Victims often vote for political movements and leaders from their own ethnic group, who they shared struggle history with or who make violent threats against perceived “enemies”, whether other ethnic groups, non-nationals, or big business, even if these movements and leaders are corrupt, incompetent or act against the victims’ interests.

Victims therefore regularly vote against their own interests – trauma bond voting: therefore, repeating cycles of voting for incompetence, corruption and for the continuation of poverty, which in turn reinforce the negative impact of colonialism and apartheid, and their own individual insecurity.

Democrats would want the insecurity to be filled by new democratic values, mores, and cultures – and by the best (most democratic) elements of cultural, religious, and spiritual values. All organisations – the state, educational institutions, religious, sport and cultural organisations, business, civil society, and the media, will have to actively help to tackle this mass insecurity left by our traumatic past.

Traditional, cultural, communal, and religious beliefs which undermine human rights, dignity and equality must be jettisoned. New beliefs, traditions and cultures based on human rights, equality, and dignity, must replace ones that are harmful. Patriarchy, based on inequality in gender, social class, and age, which operates as an ideology in all African countries must be gotten rid off.   

Self-love, self-esteem, and agency assertation will have to be taught at all levels of society, whether nursery workplaces or sport clubs, given the reality of broken families – where it is unlikely to be nurtured.

This means that all other areas of human interaction - social, religious, cultural, and political organisations – should include self-love, agency assertation and self-esteem, as part of their induction, training, and well-ness programmes.

Anti-poverty strategies must be multidimensional in that they must include self-esteem, self-love, and self-care. It should be compulsory to have self-care, self-esteem, self-love as part of all government empowerment, public works, and community building programmes. Recipients of government social grants, financial support and scholarships must be compelled to attend civic, democracy and self-esteem, self-love, and self-care programmes.

It is crucial that there are more platforms where ordinary people can talk to others about their individual trauma, tell their stories and reflect with others on what happened to affirm their visibility. The state should consider deploying an army of community counsellors – which could also be a practical form of job creation - across the country to provide support.

Simple localised community-driven memorials, monuments and histories with local stories should be rolled out. Practices such as conscious breathing, meditation and volunteering are crucial tools to build self-love, self-esteem and agency that should be introduced more widely across society. We need a civil society movement to restore self-love, self-esteem, and individual agency – through co-ordinated campaigns to foster these across the country.
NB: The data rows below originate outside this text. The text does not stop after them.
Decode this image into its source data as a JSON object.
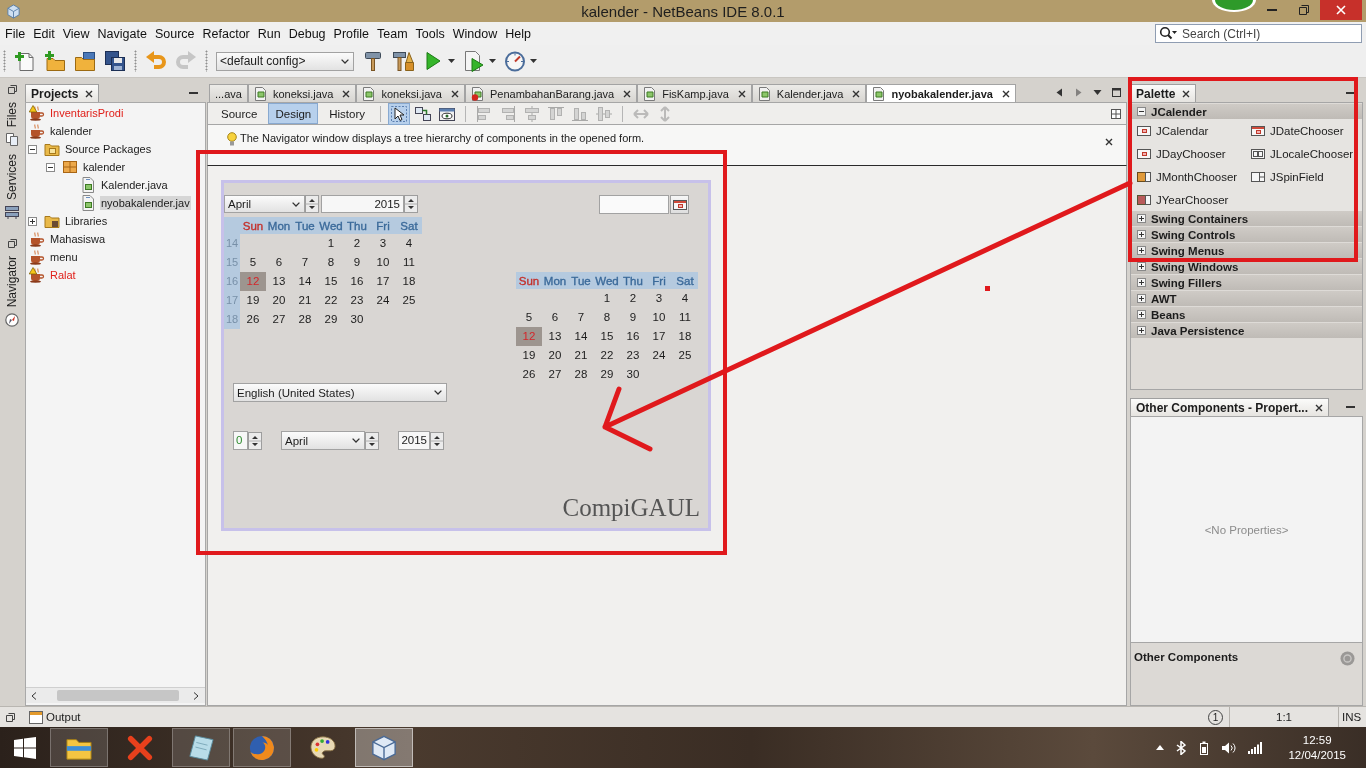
{
  "window": {
    "title": "kalender - NetBeans IDE 8.0.1"
  },
  "menu": [
    "File",
    "Edit",
    "View",
    "Navigate",
    "Source",
    "Refactor",
    "Run",
    "Debug",
    "Profile",
    "Team",
    "Tools",
    "Window",
    "Help"
  ],
  "search": {
    "placeholder": "Search (Ctrl+I)"
  },
  "toolbar": [
    {
      "kind": "separator"
    },
    {
      "kind": "new-file",
      "disabled": false
    },
    {
      "kind": "new-project",
      "disabled": false
    },
    {
      "kind": "open-project",
      "disabled": false
    },
    {
      "kind": "save-all",
      "disabled": false
    },
    {
      "kind": "separator"
    },
    {
      "kind": "undo",
      "disabled": false
    },
    {
      "kind": "redo",
      "disabled": true
    },
    {
      "kind": "separator"
    },
    {
      "kind": "config",
      "value": "<default config>"
    },
    {
      "kind": "build",
      "disabled": false
    },
    {
      "kind": "clean-build",
      "disabled": false
    },
    {
      "kind": "run",
      "disabled": false
    },
    {
      "kind": "debug",
      "disabled": false
    },
    {
      "kind": "profile",
      "disabled": false
    }
  ],
  "side_panels": [
    {
      "tabs": [
        {
          "label": "Files",
          "kind": "files"
        },
        {
          "label": "Services",
          "kind": "services"
        }
      ]
    },
    {
      "tabs": [
        {
          "label": "Navigator",
          "kind": "navigator"
        }
      ]
    }
  ],
  "projects": {
    "title": "Projects",
    "tree": [
      {
        "label": "InventarisProdi",
        "kind": "project",
        "error": true,
        "selected": false
      },
      {
        "label": "kalender",
        "kind": "project",
        "error": false,
        "selected": false,
        "children": [
          {
            "label": "Source Packages",
            "kind": "sources",
            "expanded": true,
            "selected": false,
            "children": [
              {
                "label": "kalender",
                "kind": "package",
                "expanded": true,
                "selected": false,
                "children": [
                  {
                    "label": "Kalender.java",
                    "kind": "form",
                    "selected": false
                  },
                  {
                    "label": "nyobakalender.jav",
                    "kind": "form",
                    "selected": true
                  }
                ]
              }
            ]
          },
          {
            "label": "Libraries",
            "kind": "libraries",
            "expanded": false,
            "selected": false
          }
        ]
      },
      {
        "label": "Mahasiswa",
        "kind": "project",
        "error": false,
        "selected": false
      },
      {
        "label": "menu",
        "kind": "project",
        "error": false,
        "selected": false
      },
      {
        "label": "Ralat",
        "kind": "project",
        "error": true,
        "selected": false
      }
    ]
  },
  "editor": {
    "tabs": [
      {
        "label": "...ava",
        "kind": "clipped",
        "selected": false
      },
      {
        "label": "koneksi.java",
        "kind": "file",
        "error": false,
        "selected": false
      },
      {
        "label": "koneksi.java",
        "kind": "file",
        "error": false,
        "selected": false
      },
      {
        "label": "PenambahanBarang.java",
        "kind": "file",
        "error": true,
        "selected": false
      },
      {
        "label": "FisKamp.java",
        "kind": "file",
        "error": false,
        "selected": false
      },
      {
        "label": "Kalender.java",
        "kind": "file",
        "error": false,
        "selected": false
      },
      {
        "label": "nyobakalender.java",
        "kind": "file",
        "error": false,
        "selected": true
      }
    ],
    "tab_nav": [
      {
        "kind": "previous",
        "disabled": false
      },
      {
        "kind": "next",
        "disabled": true
      },
      {
        "kind": "list",
        "disabled": false
      },
      {
        "kind": "maximize",
        "disabled": false
      }
    ],
    "views": [
      {
        "label": "Source",
        "selected": false
      },
      {
        "label": "Design",
        "selected": true
      },
      {
        "label": "History",
        "selected": false
      }
    ],
    "design_tools": [
      {
        "kind": "selection",
        "selected": true
      },
      {
        "kind": "connection",
        "selected": false
      },
      {
        "kind": "preview",
        "selected": false
      },
      {
        "kind": "separator"
      },
      {
        "kind": "align-left",
        "disabled": true
      },
      {
        "kind": "align-right",
        "disabled": true
      },
      {
        "kind": "align-center",
        "disabled": true
      },
      {
        "kind": "align-top",
        "disabled": true
      },
      {
        "kind": "align-bottom",
        "disabled": true
      },
      {
        "kind": "align-middle",
        "disabled": true
      },
      {
        "kind": "separator"
      },
      {
        "kind": "resize-horizontal",
        "disabled": true
      },
      {
        "kind": "resize-vertical",
        "disabled": true
      }
    ],
    "hint": "The Navigator window displays a tree hierarchy of components in the opened form.",
    "form": {
      "calendar": {
        "month": "April",
        "year": "2015",
        "weekdays": [
          {
            "label": "Sun",
            "color": "#c4302b"
          },
          {
            "label": "Mon",
            "color": "#3b6a9a"
          },
          {
            "label": "Tue",
            "color": "#3b6a9a"
          },
          {
            "label": "Wed",
            "color": "#3b6a9a"
          },
          {
            "label": "Thu",
            "color": "#3b6a9a"
          },
          {
            "label": "Fri",
            "color": "#3b6a9a"
          },
          {
            "label": "Sat",
            "color": "#3b6a9a"
          }
        ],
        "weeks": [
          {
            "number": "14",
            "days": [
              {
                "label": "1",
                "selected": false
              },
              {
                "label": "2",
                "selected": false
              },
              {
                "label": "3",
                "selected": false
              },
              {
                "label": "4",
                "selected": false
              }
            ]
          },
          {
            "number": "15",
            "days": [
              {
                "label": "5",
                "selected": false
              },
              {
                "label": "6",
                "selected": false
              },
              {
                "label": "7",
                "selected": false
              },
              {
                "label": "8",
                "selected": false
              },
              {
                "label": "9",
                "selected": false
              },
              {
                "label": "10",
                "selected": false
              },
              {
                "label": "11",
                "selected": false
              }
            ]
          },
          {
            "number": "16",
            "days": [
              {
                "label": "12",
                "selected": true
              },
              {
                "label": "13",
                "selected": false
              },
              {
                "label": "14",
                "selected": false
              },
              {
                "label": "15",
                "selected": false
              },
              {
                "label": "16",
                "selected": false
              },
              {
                "label": "17",
                "selected": false
              },
              {
                "label": "18",
                "selected": false
              }
            ]
          },
          {
            "number": "17",
            "days": [
              {
                "label": "19",
                "selected": false
              },
              {
                "label": "20",
                "selected": false
              },
              {
                "label": "21",
                "selected": false
              },
              {
                "label": "22",
                "selected": false
              },
              {
                "label": "23",
                "selected": false
              },
              {
                "label": "24",
                "selected": false
              },
              {
                "label": "25",
                "selected": false
              }
            ]
          },
          {
            "number": "18",
            "days": [
              {
                "label": "26",
                "selected": false
              },
              {
                "label": "27",
                "selected": false
              },
              {
                "label": "28",
                "selected": false
              },
              {
                "label": "29",
                "selected": false
              },
              {
                "label": "30",
                "selected": false
              }
            ]
          }
        ]
      },
      "day_chooser": {
        "weekdays": [
          {
            "label": "Sun",
            "color": "#c4302b"
          },
          {
            "label": "Mon",
            "color": "#3b6a9a"
          },
          {
            "label": "Tue",
            "color": "#3b6a9a"
          },
          {
            "label": "Wed",
            "color": "#3b6a9a"
          },
          {
            "label": "Thu",
            "color": "#3b6a9a"
          },
          {
            "label": "Fri",
            "color": "#3b6a9a"
          },
          {
            "label": "Sat",
            "color": "#3b6a9a"
          }
        ],
        "weeks": [
          {
            "days": [
              {
                "label": "1",
                "selected": false
              },
              {
                "label": "2",
                "selected": false
              },
              {
                "label": "3",
                "selected": false
              },
              {
                "label": "4",
                "selected": false
              }
            ]
          },
          {
            "days": [
              {
                "label": "5",
                "selected": false
              },
              {
                "label": "6",
                "selected": false
              },
              {
                "label": "7",
                "selected": false
              },
              {
                "label": "8",
                "selected": false
              },
              {
                "label": "9",
                "selected": false
              },
              {
                "label": "10",
                "selected": false
              },
              {
                "label": "11",
                "selected": false
              }
            ]
          },
          {
            "days": [
              {
                "label": "12",
                "selected": true
              },
              {
                "label": "13",
                "selected": false
              },
              {
                "label": "14",
                "selected": false
              },
              {
                "label": "15",
                "selected": false
              },
              {
                "label": "16",
                "selected": false
              },
              {
                "label": "17",
                "selected": false
              },
              {
                "label": "18",
                "selected": false
              }
            ]
          },
          {
            "days": [
              {
                "label": "19",
                "selected": false
              },
              {
                "label": "20",
                "selected": false
              },
              {
                "label": "21",
                "selected": false
              },
              {
                "label": "22",
                "selected": false
              },
              {
                "label": "23",
                "selected": false
              },
              {
                "label": "24",
                "selected": false
              },
              {
                "label": "25",
                "selected": false
              }
            ]
          },
          {
            "days": [
              {
                "label": "26",
                "selected": false
              },
              {
                "label": "27",
                "selected": false
              },
              {
                "label": "28",
                "selected": false
              },
              {
                "label": "29",
                "selected": false
              },
              {
                "label": "30",
                "selected": false
              }
            ]
          }
        ]
      },
      "locale_chooser": "English (United States)",
      "spin_field": {
        "value": "0",
        "valid": true
      },
      "month_chooser": "April",
      "year_chooser": "2015",
      "label": "CompiGAUL"
    }
  },
  "palette": {
    "title": "Palette",
    "categories": [
      {
        "label": "JCalender",
        "expanded": true,
        "items": [
          {
            "label": "JCalendar",
            "kind": "calendar"
          },
          {
            "label": "JDateChooser",
            "kind": "date"
          },
          {
            "label": "JDayChooser",
            "kind": "calendar"
          },
          {
            "label": "JLocaleChooser",
            "kind": "combo"
          },
          {
            "label": "JMonthChooser",
            "kind": "month"
          },
          {
            "label": "JSpinField",
            "kind": "spinner"
          },
          {
            "label": "JYearChooser",
            "kind": "year"
          }
        ]
      },
      {
        "label": "Swing Containers",
        "expanded": false
      },
      {
        "label": "Swing Controls",
        "expanded": false
      },
      {
        "label": "Swing Menus",
        "expanded": false
      },
      {
        "label": "Swing Windows",
        "expanded": false
      },
      {
        "label": "Swing Fillers",
        "expanded": false
      },
      {
        "label": "AWT",
        "expanded": false
      },
      {
        "label": "Beans",
        "expanded": false
      },
      {
        "label": "Java Persistence",
        "expanded": false
      }
    ]
  },
  "properties": {
    "title": "Other Components - Propert...",
    "empty": "<No Properties>",
    "footer": "Other Components"
  },
  "status_bar": {
    "output": "Output",
    "notifications": "1",
    "position": "1:1",
    "mode": "INS"
  },
  "taskbar": {
    "apps": [
      {
        "kind": "explorer",
        "running": true,
        "selected": false
      },
      {
        "kind": "tool",
        "running": false,
        "selected": false
      },
      {
        "kind": "notepad",
        "running": true,
        "selected": false
      },
      {
        "kind": "browser",
        "running": true,
        "selected": false
      },
      {
        "kind": "paint",
        "running": false,
        "selected": false
      },
      {
        "kind": "ide",
        "running": true,
        "selected": true
      }
    ],
    "time": "12:59",
    "date": "12/04/2015"
  }
}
The post-apartheid state must treat citizens with dignity, care, and efficiency. Currently, the post-apartheid state is in many instances treating disadvantaged communities with similar disdain as the apartheid state did. 

Delivering quality public services, making the country safe, creating job, business, and empowerment opportunities, and strengthening democracy, will help boost the self-esteem, self-love, and individual agency of the former oppressed.

Lastly, it is crucial that ordinary citizens stop voting based on the past, based on struggle credentials and based on ethnic, colour and party solidarity. They must vote on merit – for those who are honest, competent, and compassionate, even if they do not share the colour, religion or past with one – or they, and their offspring will stay stuck in feelings of insecurity, inferiority complexes and lack of agency for generations.

This article is based on a keynote address to Breathwork Africa’s Umoya Breathfest, held at the Cradle of Humankind, Johannesburg, 18-22 September 2022.